Website and app data records
◇ ◇ ◇ ◇ ◇ ◇ ◇
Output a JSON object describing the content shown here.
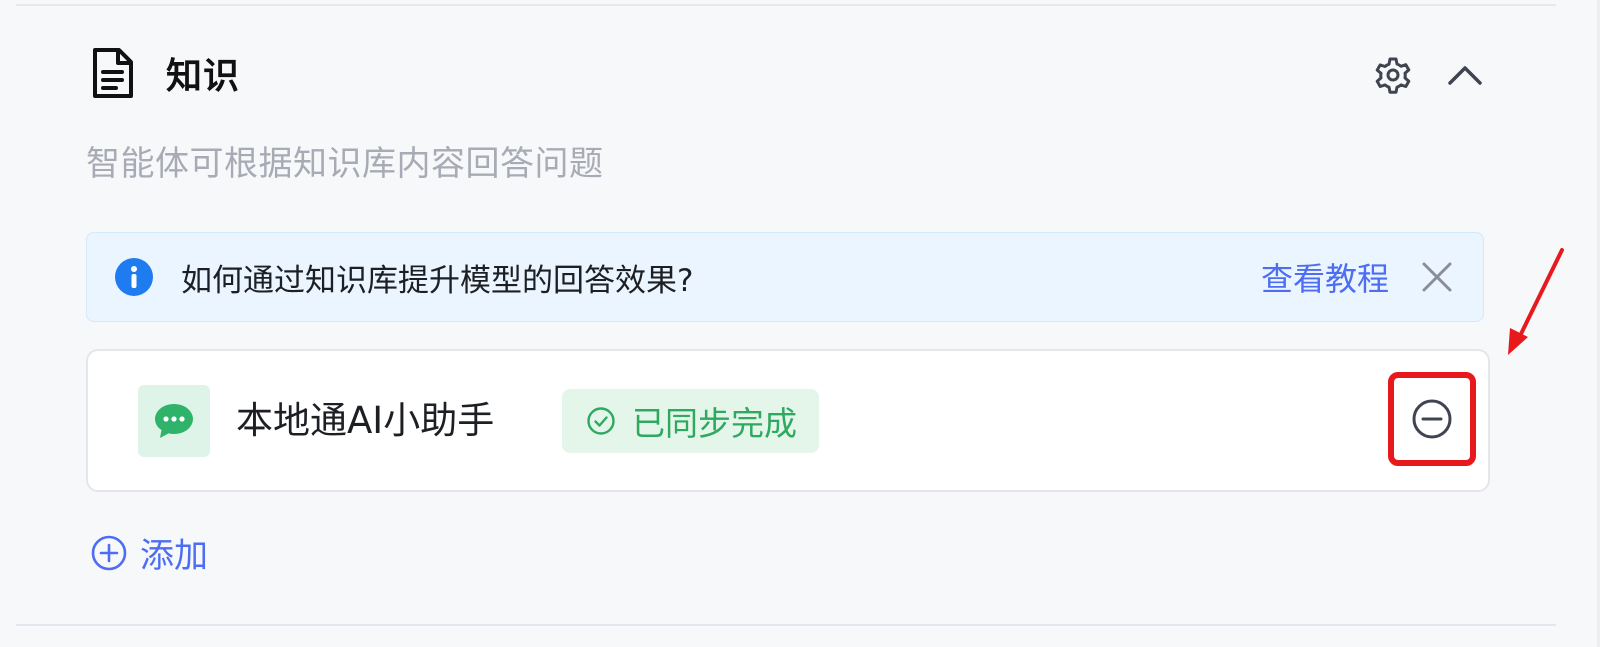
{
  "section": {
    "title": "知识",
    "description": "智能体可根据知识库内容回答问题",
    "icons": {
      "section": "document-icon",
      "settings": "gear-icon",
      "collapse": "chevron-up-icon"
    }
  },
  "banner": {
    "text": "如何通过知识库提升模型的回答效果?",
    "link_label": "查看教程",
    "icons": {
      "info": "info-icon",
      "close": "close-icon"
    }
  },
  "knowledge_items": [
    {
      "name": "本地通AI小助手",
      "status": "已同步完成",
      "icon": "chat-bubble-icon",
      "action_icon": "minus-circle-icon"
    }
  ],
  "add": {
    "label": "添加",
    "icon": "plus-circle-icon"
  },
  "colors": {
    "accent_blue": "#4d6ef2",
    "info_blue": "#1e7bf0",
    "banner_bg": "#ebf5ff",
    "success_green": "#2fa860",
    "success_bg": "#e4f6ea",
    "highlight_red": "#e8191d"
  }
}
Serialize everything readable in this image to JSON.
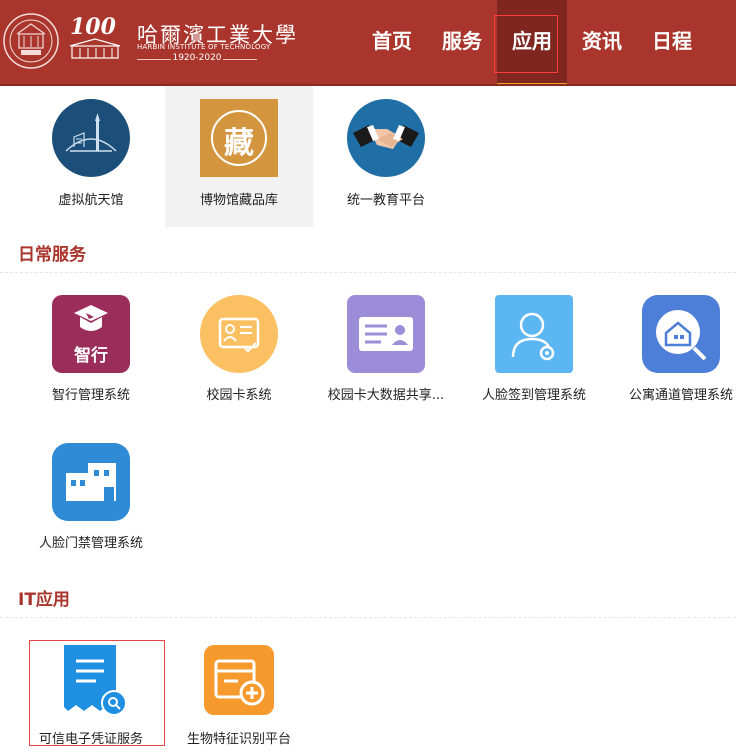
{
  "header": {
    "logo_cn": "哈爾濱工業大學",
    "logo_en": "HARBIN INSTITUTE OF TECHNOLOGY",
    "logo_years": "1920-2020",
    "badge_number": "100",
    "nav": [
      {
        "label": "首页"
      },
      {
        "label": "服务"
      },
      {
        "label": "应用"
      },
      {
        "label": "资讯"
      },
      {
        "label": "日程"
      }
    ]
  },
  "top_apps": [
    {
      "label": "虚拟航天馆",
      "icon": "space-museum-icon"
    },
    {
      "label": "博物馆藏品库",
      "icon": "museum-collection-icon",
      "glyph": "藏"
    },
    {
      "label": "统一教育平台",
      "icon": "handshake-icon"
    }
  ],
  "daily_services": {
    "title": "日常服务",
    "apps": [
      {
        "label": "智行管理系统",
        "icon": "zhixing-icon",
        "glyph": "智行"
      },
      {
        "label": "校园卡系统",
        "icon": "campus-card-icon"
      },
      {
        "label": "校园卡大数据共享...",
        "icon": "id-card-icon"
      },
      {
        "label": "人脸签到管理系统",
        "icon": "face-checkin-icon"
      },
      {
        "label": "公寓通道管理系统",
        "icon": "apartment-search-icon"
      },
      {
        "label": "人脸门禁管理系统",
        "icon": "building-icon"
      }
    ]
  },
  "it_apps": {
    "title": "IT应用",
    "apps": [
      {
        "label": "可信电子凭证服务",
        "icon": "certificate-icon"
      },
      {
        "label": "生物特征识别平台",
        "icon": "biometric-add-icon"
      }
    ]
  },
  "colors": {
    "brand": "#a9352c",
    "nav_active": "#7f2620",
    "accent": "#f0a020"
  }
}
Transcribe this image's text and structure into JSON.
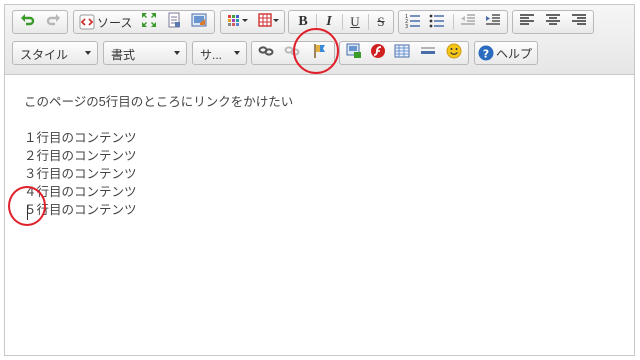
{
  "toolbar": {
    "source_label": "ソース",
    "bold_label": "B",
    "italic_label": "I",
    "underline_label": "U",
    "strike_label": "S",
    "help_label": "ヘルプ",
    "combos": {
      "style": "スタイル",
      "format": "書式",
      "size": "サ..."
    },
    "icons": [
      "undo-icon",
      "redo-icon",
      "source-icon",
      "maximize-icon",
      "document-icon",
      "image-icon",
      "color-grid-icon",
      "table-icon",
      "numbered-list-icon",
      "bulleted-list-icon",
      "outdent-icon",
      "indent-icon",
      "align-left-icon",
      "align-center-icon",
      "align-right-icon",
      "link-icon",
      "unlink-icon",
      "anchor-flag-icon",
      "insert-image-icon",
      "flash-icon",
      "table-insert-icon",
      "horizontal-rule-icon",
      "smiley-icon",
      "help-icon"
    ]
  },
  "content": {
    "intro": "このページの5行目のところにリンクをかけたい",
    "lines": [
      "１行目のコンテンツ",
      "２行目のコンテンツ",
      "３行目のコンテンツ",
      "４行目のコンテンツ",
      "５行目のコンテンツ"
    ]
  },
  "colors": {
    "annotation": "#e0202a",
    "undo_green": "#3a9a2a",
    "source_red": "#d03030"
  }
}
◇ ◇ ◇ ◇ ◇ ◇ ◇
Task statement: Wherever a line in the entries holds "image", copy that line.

Final answer:
Serialize everything readable in this image to JSON.
Transcribe this image's text and structure into JSON.
      "image-icon",
      "insert-image-icon",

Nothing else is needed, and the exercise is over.